Written by Randy McDonald

December 31, 2016 at 9:00 pm

[LINK] “2016: The year the music died”

Ben Rayner wrote earlier this week in the Toronto Star about how 2016’s toll of notable rockers is set to only grow, in 2017 as in the future. The stars of old are aging, and as age approaches death inevitably comes in behind.

If 2016 taught us anything, it’s that even pop’s most seemingly immortal figures are, in fact, quite mortal and destined for the grave just like the rest of us. It was an annus horribilis that began on a low note with the death of David Bowie just three days after the release of his blackly magical 27th albumBlackstar on Jan. 8 — and basically stayed down there in the depths for the next 12 months.

The pop deaths just kept coming: Prince, felled at 57 on April 21 by something as impossibly prosaic as an opiate overdose. The Eagles’ Glenn Frey. Merle Haggard. Prince Buster. Phife Dawg of A Tribe Called Quest. Maurice White of Earth, Wind & Fire. Suicide’s Alan Vega. Sharon Jones. Keith Emerson and Greg Lake, whose twin departures from this plane rendered Emerson, Lake & Palmer a solo act within the space of just nine months. Canadian icon Leonard Cohen, too, of course, who predicted his own looming demise in Bowie-esque fashion with an album-length goodbye of his own, You Want it Darker, released just a couple of weeks before his very private death on Nov. 7 at 82 years of age.
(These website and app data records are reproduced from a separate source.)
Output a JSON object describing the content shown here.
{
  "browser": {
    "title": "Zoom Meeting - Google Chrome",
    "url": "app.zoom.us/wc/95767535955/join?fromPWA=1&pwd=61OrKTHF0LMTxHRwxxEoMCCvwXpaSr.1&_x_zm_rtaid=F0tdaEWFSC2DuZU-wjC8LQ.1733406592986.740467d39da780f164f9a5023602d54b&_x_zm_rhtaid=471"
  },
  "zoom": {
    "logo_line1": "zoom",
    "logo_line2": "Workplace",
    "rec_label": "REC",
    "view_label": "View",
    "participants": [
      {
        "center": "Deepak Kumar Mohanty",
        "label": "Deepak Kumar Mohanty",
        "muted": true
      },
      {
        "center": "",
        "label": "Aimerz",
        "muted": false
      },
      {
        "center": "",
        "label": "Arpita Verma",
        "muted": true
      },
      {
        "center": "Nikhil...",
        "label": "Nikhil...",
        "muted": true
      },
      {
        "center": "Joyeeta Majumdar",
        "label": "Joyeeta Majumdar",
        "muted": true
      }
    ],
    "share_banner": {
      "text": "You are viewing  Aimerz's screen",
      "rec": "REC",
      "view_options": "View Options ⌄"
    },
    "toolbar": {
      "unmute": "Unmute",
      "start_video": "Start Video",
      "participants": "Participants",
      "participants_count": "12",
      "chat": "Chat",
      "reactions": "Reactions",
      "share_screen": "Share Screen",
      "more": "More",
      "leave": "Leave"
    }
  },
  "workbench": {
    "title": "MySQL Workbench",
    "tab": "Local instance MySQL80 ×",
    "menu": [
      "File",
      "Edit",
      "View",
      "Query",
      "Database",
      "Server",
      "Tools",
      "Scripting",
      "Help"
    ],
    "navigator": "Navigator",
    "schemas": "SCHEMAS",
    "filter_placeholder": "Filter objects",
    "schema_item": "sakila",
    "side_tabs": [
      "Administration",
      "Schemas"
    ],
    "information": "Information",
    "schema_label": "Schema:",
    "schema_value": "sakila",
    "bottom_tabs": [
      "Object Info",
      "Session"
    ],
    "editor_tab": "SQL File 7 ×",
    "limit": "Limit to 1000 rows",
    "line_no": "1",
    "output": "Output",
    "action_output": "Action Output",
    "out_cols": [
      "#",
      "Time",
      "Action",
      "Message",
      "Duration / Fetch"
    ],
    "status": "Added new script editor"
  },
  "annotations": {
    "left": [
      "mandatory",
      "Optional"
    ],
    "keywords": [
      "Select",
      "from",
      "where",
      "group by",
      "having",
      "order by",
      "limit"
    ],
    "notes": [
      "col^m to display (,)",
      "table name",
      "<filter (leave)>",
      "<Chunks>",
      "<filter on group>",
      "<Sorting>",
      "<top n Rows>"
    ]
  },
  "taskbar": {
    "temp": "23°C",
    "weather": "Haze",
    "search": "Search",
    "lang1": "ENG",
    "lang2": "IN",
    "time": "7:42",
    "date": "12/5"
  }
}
George Michael, announced on Christmas Day.

Scarcely a week would pass without the mention of another drummer here or another guitarist there of a certain age quietly saying goodbye forever — and this after the shock of the sudden death of whiskey-swillin’ metal survivor Motorhead’s Lemmy Kilmister at 70 just three days before the end of 2015.

The Canada-stunning announcement in May that Gord Downie of the Tragically Hip was fighting to survive against terminal brain cancer didn’t help matters much, either, even if the Hip’s triumphant farewell tour in the summer and the subsequent release of his noble Secret Path solo album in the fall proved inspirational rather than sad.

In any case, 2016 was not the happiest time to be a music fan. As the Georgia Straight put it, “About the only good thing that happened in 2016 was that Keith Richards didn’t die.”

Unfortunately, at some point Keith Richards, who just turned 73, is going to die, along with the rest of the Rolling Stones, who have played the poster boys for rock longevity for 50 years now but simply can’t keep it up forever. Time is on no one’s side, not even the Rolling Stones’.

Written by Randy McDonald

December 31, 2016 at 7:00 pm